Director M. Night Shyamalan returns to eerie-good form with Split, a creepy suspense thriller elevated by James McAvoy’s chilling, first-rate performance as a man afflicted with dissociative identity disorder, or split personalities. McAvoy’s Kevin has 23 distinct alternate personages already bouncing around in his head, with a 24th—stronger and more menacing than the others—threatening to emerge.
Dennis, one of Kevin’s more dominant personas, kidnaps three high-school girls from a suburban Philadelphia mall and locks them in a threadbare basement that’s equipped with a blindingly clean bathroom (Dennis is a germophobe); he then informs them that they are “sacred food” to be sacrificed to a soon-to-arrive beast. Two of the girls, besties Marcia (Jessica Sula) and Claire (Haley Lu Richardson), are, understandably, scared out of their minds. But outsider Casey (Anya Taylor-Joy) takes a more measured approach to their predicament, the reason for which is revealed in a series of flashbacks to her troubled childhood. When the trio discover that their abductor has multiple personalities, Casey decides to pit one of them, a sneaky nine-year-old boy named Hedwig, against the others in the hope of tricking him into helping them escape. What the girls don’t see are Kevin’s visits to his psychiatrist, Dr. Karen Fletcher (Betty Buckley). Kevin talks to her as Barry, a flamboyant fashion designer who claims everything is fine, but his constant email requests for appointments are taken by Fletcher as a dire warning that he is hiding some heinous act he has committed, but can’t quite bring himself to confess. As Fletcher delves deeper into Barry’s activities and the girls get closer to escaping, Shyamalan ratchets up the suspense to a nail-biting degree, and concludes his horror show with a clever twist that will put a smile on the faces of his many fans who have longed for a comeback after a string of critical and box-office duds (After Earth, The Last Airbender, The Happening, etc.).

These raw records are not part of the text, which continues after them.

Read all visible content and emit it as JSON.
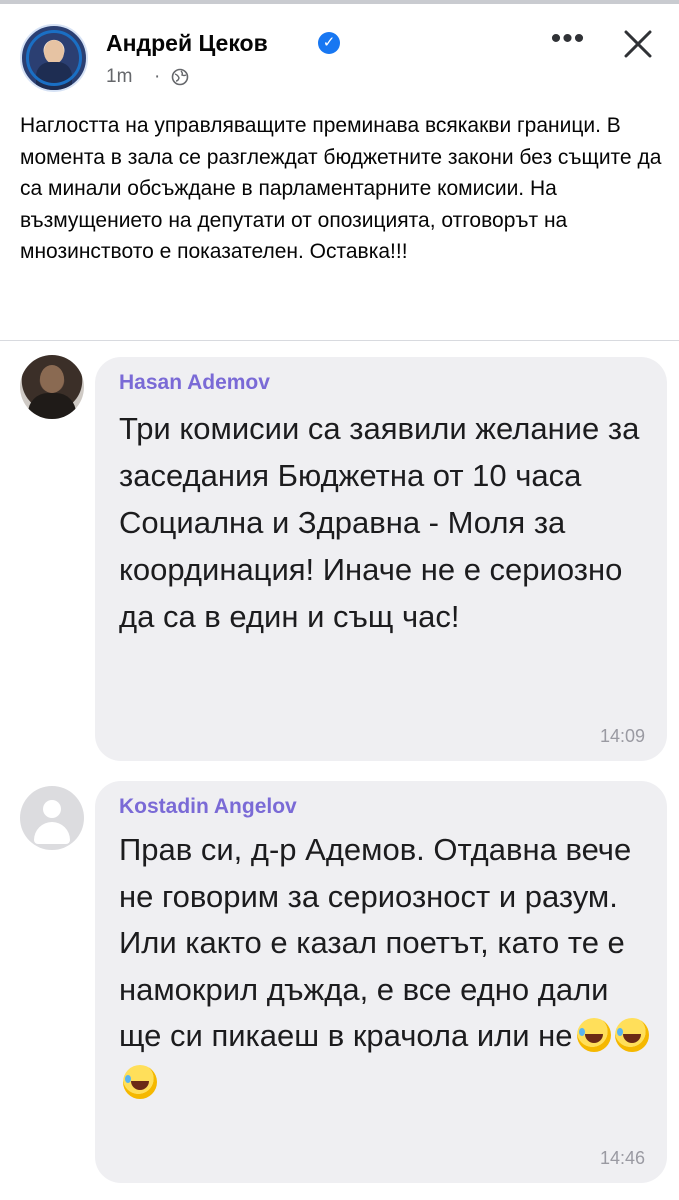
{
  "post": {
    "author": "Андрей Цеков",
    "verified_icon": "verified-badge-icon",
    "time": "1m",
    "separator": "·",
    "privacy_icon": "globe-icon",
    "more_label": "•••",
    "text": "Наглостта на управляващите преминава всякакви граници. В момента в зала се разглеждат бюджетните закони без същите да са минали обсъждане в парламентарните комисии. На възмущението на депутати от опозицията, отговорът на мнозинството е показателен. Оставка!!!"
  },
  "chat": {
    "messages": [
      {
        "sender": "Hasan Ademov",
        "text": "Три комисии са заявили желание за заседания Бюджетна от 10 часа Социална и Здравна - Моля за координация! Иначе не е сериозно да са в един и същ час!",
        "time": "14:09"
      },
      {
        "sender": "Kostadin Angelov",
        "text": "Прав си, д-р Адемов. Отдавна вече не говорим за сериозност и разум. Или както е казал поетът, като те е намокрил дъжда, е все едно дали ще си пикаеш в крачола или не",
        "time": "14:46",
        "emojis": [
          "rolling-on-floor-laughing",
          "rolling-on-floor-laughing",
          "rolling-on-floor-laughing"
        ]
      }
    ]
  },
  "colors": {
    "sender_name": "#7a6ad6",
    "bubble_bg": "#efeff2",
    "verified": "#1877f2"
  }
}
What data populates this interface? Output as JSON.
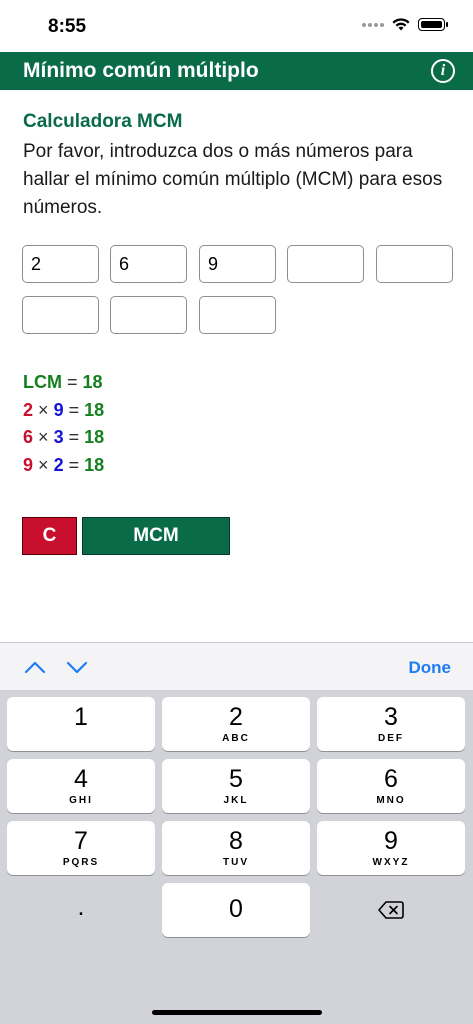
{
  "status": {
    "time": "8:55"
  },
  "header": {
    "title": "Mínimo común múltiplo",
    "info_icon": "info-icon"
  },
  "content": {
    "subtitle": "Calculadora MCM",
    "description": "Por favor, introduzca dos o más números para hallar el mínimo común múltiplo (MCM) para esos números."
  },
  "inputs": [
    "2",
    "6",
    "9",
    "",
    "",
    "",
    "",
    ""
  ],
  "results": {
    "lcm_label": "LCM",
    "eq": "=",
    "times": "×",
    "lcm_value": "18",
    "rows": [
      {
        "a": "2",
        "b": "9",
        "r": "18"
      },
      {
        "a": "6",
        "b": "3",
        "r": "18"
      },
      {
        "a": "9",
        "b": "2",
        "r": "18"
      }
    ]
  },
  "buttons": {
    "clear": "C",
    "calc": "MCM"
  },
  "accessory": {
    "done": "Done"
  },
  "keyboard": {
    "keys": [
      {
        "num": "1",
        "letters": ""
      },
      {
        "num": "2",
        "letters": "ABC"
      },
      {
        "num": "3",
        "letters": "DEF"
      },
      {
        "num": "4",
        "letters": "GHI"
      },
      {
        "num": "5",
        "letters": "JKL"
      },
      {
        "num": "6",
        "letters": "MNO"
      },
      {
        "num": "7",
        "letters": "PQRS"
      },
      {
        "num": "8",
        "letters": "TUV"
      },
      {
        "num": "9",
        "letters": "WXYZ"
      }
    ],
    "dot": ".",
    "zero": "0"
  },
  "colors": {
    "header_green": "#0a6b48",
    "result_green": "#15801d",
    "red": "#c8102e",
    "blue": "#1515d6",
    "done_blue": "#1e7cf2"
  }
}
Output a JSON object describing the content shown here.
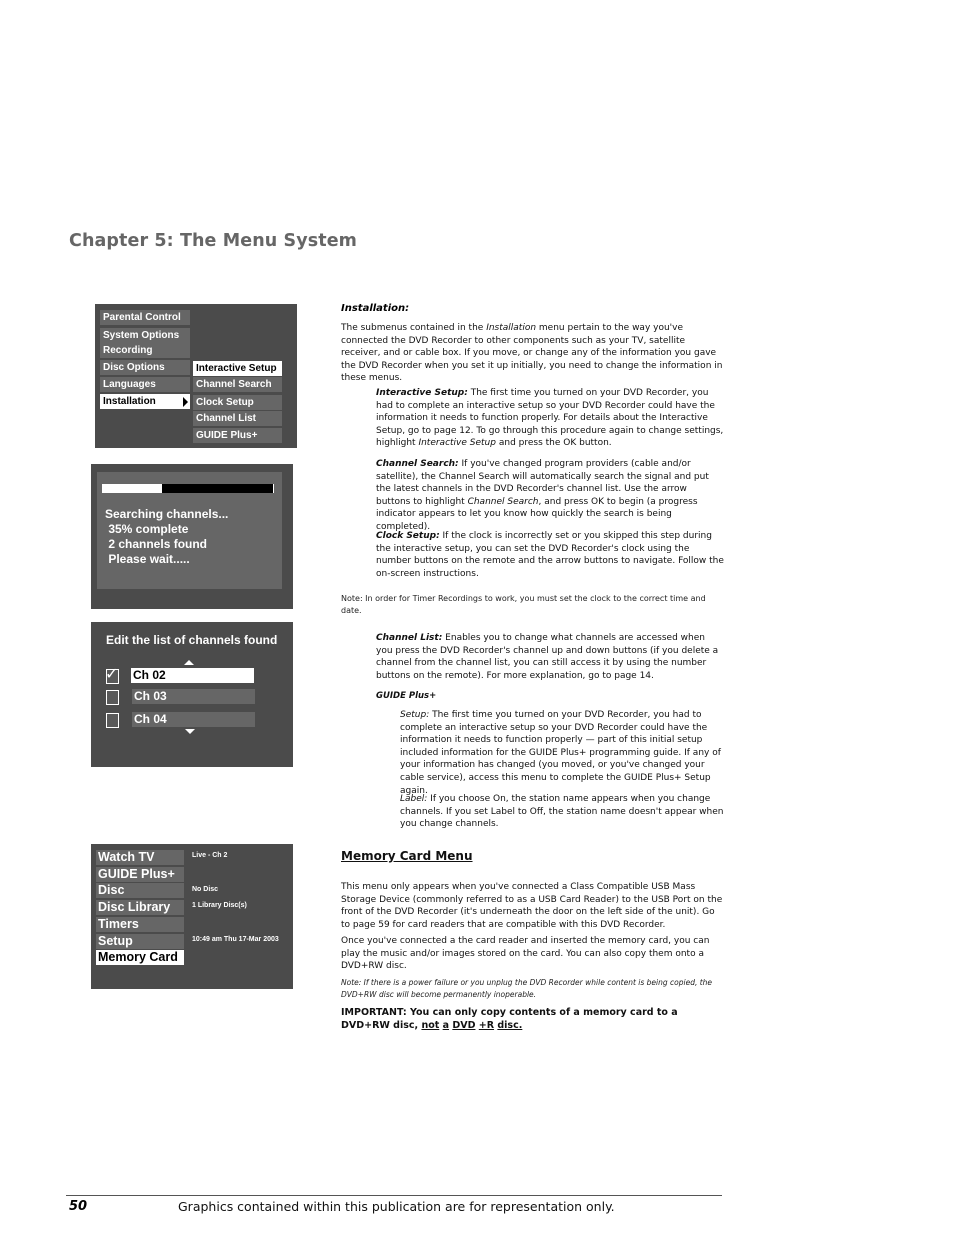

Split benefits greatly from Mike Gioulakis’ dark, foreboding cinematography and Shyamalan’s tight, efficient script and direction, but most of all from its pitch-perfect cast. Taylor-Joy, so good in The Witch, is an actress bound for stardom; when she’s onscreen, it’s impossible to look away. Casey is no mere teen in peril but a damaged soul, and Taylor-Joy makes us feel every inch of her pain. One of Kevin’s personas tells her, “The broken are the more evolved,” and so Casey draws strength from the deep well of heartbreak inside her in order to survive. Sula and Richardson are effective in limited, underwritten roles, and Buckley brings great warmth to Fletcher that helps us see Kevin and his alter egos as real people with whom we can sympathize. But McAvoy is the real standout here. His role could easily have descended into camp, but he treats each of Kevin’s personalities with great respect, thus making them believable. He shifts, seemingly effortlessly, from one persona to another in an instant by altering his facial expressions and voice. The performance is a killer. As is the movie.